Data to use.
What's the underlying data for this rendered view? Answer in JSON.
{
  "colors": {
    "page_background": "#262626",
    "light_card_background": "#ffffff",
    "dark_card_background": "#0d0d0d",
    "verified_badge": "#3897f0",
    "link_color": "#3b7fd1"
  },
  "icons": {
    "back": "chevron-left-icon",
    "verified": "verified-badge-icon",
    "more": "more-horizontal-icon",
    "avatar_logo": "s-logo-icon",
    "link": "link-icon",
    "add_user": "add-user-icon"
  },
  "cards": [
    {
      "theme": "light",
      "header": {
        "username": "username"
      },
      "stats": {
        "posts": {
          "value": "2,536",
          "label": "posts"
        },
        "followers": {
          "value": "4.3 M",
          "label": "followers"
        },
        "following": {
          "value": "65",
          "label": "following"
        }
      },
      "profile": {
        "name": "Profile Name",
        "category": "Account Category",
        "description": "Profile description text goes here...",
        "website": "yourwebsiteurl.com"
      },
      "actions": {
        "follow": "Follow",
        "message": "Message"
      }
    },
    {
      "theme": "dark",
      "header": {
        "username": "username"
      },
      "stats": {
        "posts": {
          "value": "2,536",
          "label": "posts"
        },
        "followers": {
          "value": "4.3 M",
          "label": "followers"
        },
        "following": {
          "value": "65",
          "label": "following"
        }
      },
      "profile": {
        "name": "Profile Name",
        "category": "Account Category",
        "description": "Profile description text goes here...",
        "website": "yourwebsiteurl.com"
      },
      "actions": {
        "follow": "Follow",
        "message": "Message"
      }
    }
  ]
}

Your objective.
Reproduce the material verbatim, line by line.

Response to the exercise.
What's the underlying data for this rendered view? Answer in JSON.
{
  "colors": {
    "page_background": "#262626",
    "light_card_background": "#ffffff",
    "dark_card_background": "#0d0d0d",
    "verified_badge": "#3897f0",
    "link_color": "#3b7fd1"
  },
  "icons": {
    "back": "chevron-left-icon",
    "verified": "verified-badge-icon",
    "more": "more-horizontal-icon",
    "avatar_logo": "s-logo-icon",
    "link": "link-icon",
    "add_user": "add-user-icon"
  },
  "cards": [
    {
      "theme": "light",
      "header": {
        "username": "username"
      },
      "stats": {
        "posts": {
          "value": "2,536",
          "label": "posts"
        },
        "followers": {
          "value": "4.3 M",
          "label": "followers"
        },
        "following": {
          "value": "65",
          "label": "following"
        }
      },
      "profile": {
        "name": "Profile Name",
        "category": "Account Category",
        "description": "Profile description text goes here...",
        "website": "yourwebsiteurl.com"
      },
      "actions": {
        "follow": "Follow",
        "message": "Message"
      }
    },
    {
      "theme": "dark",
      "header": {
        "username": "username"
      },
      "stats": {
        "posts": {
          "value": "2,536",
          "label": "posts"
        },
        "followers": {
          "value": "4.3 M",
          "label": "followers"
        },
        "following": {
          "value": "65",
          "label": "following"
        }
      },
      "profile": {
        "name": "Profile Name",
        "category": "Account Category",
        "description": "Profile description text goes here...",
        "website": "yourwebsiteurl.com"
      },
      "actions": {
        "follow": "Follow",
        "message": "Message"
      }
    }
  ]
}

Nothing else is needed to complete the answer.